Thursday, August 30, 2007

Why a Sermon Blog?

After 23 years of preaching 50 new sermons a year I have covered almost every New Testament passage at least 5 times. Don't get me wrong, I love preaching and work very hard at it. Sometimes it is hard to find something in the biblical text that is relevant to everyone who comes to worship. Although it has been said that a preacher is not to say anything new--you are charged with enlightening the Word of God, not creating a new word--even making the text assessable and relevant is limited by my own insight.

When one person in a congregation is the sole interpreter of the Word of God in worship you tend to get a "generic interpretation." This generic interpretation comes from an effort to make the Word relevant to "everyone" in worship. Often times "my experience" connects with the needs and experiences of many people in worship. It is safe to say that it never connects with all the needs of people. My experience is limited and my broad reading and media viewing habits are limited to my interests and point of view. Although I make a serious effort to find illustrations and topics that will make the word come alive to people facing certain challenges in life, I certainly miss signficant issues and concerns because I either don't know about the issue or have no insights into how the Bible speaks to those needs.
This is where opening the interpretation process to other people can yield benefits to the whole church. You can help me--and thus help the congregation--expand our understanding of God's word to us today by sharing your interpretations of the text and just as importantly--to help identify topics and issues and experiences that I would otherwise overlook.

The Protestant Reformation tried to make everyone a readers and interprettor of the Bible. The Reormated mantra was "solo scriptura" meaning scripture alone as the pratical guide to all faith and Christian practice. We are supposed to be "reformed and always being reformed" based on the interpreation of the scriptures. Being an interpretor of the Bible is EVERYONES CALLING. This is not just the task of the preacher.
It is hoped that this blog which works three weeks ahead of the sermon--will incorporate some of your insights --and help you as an interpretor and reader of the word.

Let me know what you think.
Peace and joy, James Brassard

Wednesday, August 15, 2007

Peacemaking and Jesus-October 7, 2007

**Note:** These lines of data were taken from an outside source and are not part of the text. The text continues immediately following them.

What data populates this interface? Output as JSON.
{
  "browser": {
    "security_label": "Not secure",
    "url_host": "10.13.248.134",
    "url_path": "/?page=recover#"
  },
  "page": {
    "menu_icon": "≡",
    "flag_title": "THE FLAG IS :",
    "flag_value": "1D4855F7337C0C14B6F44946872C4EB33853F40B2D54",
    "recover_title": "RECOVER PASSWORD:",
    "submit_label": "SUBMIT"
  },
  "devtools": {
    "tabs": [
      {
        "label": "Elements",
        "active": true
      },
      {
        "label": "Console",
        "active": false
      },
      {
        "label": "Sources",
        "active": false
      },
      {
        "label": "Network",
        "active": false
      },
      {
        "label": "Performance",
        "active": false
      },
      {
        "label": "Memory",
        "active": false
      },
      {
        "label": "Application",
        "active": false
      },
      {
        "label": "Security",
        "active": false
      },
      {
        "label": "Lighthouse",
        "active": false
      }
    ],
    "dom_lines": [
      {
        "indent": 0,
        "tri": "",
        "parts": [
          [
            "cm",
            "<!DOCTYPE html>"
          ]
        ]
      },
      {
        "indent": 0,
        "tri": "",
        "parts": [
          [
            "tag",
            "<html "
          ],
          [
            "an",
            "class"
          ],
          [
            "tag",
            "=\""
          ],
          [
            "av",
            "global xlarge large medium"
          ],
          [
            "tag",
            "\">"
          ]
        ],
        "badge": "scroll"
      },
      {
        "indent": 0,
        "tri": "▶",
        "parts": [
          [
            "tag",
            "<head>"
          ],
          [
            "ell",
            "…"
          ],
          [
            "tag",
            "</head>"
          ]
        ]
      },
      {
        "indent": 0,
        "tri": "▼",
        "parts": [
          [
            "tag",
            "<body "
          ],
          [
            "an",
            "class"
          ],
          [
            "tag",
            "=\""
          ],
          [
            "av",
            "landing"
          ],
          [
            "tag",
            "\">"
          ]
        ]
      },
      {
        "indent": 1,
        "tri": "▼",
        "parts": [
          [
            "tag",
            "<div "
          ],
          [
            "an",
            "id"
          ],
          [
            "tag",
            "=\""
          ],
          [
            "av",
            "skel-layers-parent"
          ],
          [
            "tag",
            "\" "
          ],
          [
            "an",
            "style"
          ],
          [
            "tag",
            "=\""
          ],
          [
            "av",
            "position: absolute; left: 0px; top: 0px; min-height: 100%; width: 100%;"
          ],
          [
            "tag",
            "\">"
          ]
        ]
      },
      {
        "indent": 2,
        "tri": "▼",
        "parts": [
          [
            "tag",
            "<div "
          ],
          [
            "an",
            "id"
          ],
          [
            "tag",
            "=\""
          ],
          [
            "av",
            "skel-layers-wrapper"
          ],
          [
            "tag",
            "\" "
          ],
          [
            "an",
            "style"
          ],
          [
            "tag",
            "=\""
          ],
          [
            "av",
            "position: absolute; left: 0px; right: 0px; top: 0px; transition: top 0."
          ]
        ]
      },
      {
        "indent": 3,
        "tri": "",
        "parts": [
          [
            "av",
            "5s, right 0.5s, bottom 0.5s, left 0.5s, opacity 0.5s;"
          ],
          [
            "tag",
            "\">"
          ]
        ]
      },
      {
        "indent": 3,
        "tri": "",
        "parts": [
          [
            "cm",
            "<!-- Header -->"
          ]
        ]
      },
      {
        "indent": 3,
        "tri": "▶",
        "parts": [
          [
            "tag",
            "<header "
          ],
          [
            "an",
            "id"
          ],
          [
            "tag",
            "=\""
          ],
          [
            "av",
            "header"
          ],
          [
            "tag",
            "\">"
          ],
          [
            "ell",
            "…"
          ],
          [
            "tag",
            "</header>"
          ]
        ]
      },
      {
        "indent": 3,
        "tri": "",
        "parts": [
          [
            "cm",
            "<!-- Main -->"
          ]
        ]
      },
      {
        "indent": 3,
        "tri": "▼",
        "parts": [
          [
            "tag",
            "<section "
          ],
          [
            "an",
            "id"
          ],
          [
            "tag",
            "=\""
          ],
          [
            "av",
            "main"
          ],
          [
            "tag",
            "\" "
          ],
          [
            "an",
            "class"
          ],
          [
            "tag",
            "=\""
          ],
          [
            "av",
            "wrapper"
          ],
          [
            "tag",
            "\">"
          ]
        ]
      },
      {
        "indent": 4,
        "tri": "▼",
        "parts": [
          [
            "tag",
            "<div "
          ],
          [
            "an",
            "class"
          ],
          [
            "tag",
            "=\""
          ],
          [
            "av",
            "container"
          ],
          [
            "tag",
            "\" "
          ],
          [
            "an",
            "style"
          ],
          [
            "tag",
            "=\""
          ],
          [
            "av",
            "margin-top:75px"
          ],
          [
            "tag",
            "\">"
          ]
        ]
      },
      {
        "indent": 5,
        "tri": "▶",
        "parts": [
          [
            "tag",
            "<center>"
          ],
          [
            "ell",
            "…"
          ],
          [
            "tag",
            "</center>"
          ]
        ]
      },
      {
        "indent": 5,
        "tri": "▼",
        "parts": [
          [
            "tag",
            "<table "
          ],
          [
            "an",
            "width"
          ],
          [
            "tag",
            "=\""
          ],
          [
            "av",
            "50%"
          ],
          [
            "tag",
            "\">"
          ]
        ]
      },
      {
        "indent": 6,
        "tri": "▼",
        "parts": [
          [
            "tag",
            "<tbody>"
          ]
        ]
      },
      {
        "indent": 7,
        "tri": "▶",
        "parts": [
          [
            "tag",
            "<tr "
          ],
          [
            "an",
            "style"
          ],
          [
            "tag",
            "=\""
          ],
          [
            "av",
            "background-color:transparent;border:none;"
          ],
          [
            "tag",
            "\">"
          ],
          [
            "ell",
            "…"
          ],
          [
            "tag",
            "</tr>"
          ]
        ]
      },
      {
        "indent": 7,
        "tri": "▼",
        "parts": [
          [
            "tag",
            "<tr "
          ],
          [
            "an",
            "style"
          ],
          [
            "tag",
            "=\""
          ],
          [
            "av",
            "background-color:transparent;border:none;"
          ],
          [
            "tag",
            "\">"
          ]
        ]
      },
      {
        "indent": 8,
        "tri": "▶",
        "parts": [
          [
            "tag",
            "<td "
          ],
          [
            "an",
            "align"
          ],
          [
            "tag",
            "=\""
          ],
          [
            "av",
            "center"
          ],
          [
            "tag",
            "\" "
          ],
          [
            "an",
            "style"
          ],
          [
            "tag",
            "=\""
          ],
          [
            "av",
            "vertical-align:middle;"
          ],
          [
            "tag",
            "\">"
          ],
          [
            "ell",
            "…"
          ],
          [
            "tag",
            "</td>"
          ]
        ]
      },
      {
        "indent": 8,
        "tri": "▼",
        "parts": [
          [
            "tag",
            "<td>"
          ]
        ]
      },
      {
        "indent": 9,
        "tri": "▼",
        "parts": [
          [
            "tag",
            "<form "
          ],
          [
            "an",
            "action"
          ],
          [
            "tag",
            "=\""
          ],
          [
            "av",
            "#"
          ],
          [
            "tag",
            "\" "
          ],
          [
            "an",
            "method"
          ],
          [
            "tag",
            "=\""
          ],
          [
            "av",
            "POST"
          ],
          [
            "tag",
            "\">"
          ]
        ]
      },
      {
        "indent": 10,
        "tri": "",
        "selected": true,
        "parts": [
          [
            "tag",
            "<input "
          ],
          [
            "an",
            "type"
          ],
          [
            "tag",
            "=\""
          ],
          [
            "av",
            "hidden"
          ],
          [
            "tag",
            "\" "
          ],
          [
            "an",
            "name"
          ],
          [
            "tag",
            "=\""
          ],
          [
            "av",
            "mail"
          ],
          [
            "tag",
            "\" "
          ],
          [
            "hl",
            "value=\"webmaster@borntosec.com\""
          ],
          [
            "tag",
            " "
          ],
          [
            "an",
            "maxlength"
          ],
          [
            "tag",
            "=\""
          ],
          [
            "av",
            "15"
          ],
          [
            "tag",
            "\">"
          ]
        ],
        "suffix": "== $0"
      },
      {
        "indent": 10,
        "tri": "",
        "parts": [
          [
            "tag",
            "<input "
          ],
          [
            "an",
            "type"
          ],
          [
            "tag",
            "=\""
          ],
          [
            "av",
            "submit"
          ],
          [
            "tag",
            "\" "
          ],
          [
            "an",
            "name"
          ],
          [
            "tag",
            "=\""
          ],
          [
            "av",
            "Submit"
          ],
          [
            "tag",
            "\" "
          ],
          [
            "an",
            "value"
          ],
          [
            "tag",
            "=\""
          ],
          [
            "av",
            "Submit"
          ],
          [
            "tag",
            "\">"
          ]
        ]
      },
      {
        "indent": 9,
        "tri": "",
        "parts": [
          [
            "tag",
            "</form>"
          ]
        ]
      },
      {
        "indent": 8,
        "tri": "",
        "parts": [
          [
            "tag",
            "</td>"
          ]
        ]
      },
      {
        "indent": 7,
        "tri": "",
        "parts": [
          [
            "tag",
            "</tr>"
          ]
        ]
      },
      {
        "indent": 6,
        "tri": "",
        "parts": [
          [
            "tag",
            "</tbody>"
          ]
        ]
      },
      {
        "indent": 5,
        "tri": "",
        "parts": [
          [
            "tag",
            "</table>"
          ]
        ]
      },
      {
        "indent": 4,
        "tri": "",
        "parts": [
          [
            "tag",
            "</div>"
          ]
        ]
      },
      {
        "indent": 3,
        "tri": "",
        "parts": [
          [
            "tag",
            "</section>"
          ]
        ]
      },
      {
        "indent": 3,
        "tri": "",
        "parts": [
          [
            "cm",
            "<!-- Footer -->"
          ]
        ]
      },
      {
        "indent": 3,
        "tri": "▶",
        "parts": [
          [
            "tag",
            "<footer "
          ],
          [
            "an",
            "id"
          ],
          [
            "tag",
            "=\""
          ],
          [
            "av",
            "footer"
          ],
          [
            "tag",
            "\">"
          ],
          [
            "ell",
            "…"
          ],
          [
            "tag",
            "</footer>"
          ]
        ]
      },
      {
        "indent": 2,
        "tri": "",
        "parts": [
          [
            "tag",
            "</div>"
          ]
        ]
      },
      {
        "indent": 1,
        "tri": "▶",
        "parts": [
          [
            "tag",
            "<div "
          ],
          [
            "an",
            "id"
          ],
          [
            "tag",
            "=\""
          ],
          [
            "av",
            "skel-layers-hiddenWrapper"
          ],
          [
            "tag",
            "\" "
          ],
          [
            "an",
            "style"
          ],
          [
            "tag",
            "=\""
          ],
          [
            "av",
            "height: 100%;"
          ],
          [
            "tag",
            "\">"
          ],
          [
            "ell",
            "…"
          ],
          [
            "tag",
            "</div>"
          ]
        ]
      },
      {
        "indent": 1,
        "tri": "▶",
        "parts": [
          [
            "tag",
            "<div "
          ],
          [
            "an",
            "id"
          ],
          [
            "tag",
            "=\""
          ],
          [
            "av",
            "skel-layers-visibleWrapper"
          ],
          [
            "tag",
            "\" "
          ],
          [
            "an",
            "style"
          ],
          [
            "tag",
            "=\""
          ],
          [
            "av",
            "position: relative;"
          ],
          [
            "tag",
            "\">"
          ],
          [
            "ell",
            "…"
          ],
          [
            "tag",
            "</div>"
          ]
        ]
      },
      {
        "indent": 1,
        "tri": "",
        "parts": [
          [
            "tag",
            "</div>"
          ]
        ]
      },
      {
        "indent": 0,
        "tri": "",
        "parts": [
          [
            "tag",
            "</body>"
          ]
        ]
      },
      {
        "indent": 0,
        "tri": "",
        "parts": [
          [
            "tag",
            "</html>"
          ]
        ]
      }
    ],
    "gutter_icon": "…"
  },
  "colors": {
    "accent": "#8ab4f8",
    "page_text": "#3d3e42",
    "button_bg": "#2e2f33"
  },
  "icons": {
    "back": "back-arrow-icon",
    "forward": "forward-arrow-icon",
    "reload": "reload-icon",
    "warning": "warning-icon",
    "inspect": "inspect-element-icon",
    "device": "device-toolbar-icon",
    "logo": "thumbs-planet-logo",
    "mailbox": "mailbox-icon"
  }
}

When you read the Sermon on the Mount you find the most original and timeless insights into the real mind and message of Jesus. This is before the church gets to him and makes him a theological construct instead of a real breathing person.